### Supplied information

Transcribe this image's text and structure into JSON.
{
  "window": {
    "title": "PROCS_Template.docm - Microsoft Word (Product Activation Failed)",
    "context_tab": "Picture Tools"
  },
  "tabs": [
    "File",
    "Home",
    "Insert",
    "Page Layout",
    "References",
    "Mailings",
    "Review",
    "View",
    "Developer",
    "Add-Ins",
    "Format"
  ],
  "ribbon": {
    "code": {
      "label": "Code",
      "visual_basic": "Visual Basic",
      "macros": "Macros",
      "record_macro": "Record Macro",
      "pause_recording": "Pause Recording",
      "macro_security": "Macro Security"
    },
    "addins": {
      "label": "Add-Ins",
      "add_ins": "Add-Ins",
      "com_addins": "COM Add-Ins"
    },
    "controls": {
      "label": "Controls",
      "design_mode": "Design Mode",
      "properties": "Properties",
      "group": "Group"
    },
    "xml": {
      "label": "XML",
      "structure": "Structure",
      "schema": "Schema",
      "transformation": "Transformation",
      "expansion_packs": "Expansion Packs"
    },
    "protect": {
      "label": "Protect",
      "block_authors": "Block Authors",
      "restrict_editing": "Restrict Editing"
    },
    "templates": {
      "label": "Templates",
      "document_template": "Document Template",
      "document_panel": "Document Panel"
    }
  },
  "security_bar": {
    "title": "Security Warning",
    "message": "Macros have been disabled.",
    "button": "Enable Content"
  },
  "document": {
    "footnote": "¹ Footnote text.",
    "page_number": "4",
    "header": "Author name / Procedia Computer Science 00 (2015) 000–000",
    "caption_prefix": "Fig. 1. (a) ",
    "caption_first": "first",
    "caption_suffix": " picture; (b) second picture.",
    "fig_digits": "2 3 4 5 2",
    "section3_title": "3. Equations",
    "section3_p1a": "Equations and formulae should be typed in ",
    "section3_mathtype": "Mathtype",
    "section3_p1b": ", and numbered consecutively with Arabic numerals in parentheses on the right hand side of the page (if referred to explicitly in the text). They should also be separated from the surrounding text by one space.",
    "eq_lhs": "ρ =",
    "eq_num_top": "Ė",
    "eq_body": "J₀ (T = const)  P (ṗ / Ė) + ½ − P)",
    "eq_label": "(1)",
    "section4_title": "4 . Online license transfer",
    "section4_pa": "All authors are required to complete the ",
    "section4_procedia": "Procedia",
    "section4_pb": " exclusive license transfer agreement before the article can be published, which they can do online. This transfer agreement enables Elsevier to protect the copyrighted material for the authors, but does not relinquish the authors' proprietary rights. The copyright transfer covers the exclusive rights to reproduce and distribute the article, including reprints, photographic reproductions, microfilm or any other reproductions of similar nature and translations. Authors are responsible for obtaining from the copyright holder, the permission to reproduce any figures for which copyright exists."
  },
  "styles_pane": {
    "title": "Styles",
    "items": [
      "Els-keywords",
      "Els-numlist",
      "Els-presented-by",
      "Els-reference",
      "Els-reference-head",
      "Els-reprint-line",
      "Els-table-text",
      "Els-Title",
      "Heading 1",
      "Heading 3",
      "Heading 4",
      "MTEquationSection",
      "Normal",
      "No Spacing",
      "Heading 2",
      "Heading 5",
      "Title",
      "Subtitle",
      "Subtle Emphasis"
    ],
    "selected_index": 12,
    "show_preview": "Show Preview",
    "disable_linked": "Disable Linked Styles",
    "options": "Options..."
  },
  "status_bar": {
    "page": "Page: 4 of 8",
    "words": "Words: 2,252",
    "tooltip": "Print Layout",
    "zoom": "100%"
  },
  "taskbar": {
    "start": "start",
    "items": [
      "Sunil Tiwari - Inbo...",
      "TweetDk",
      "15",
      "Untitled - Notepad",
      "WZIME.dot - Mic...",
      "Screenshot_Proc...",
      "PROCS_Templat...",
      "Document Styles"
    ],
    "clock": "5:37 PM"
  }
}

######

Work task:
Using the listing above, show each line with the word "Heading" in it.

Reply to the task:
      "Heading 1",
      "Heading 3",
      "Heading 4",
      "Heading 2",
      "Heading 5",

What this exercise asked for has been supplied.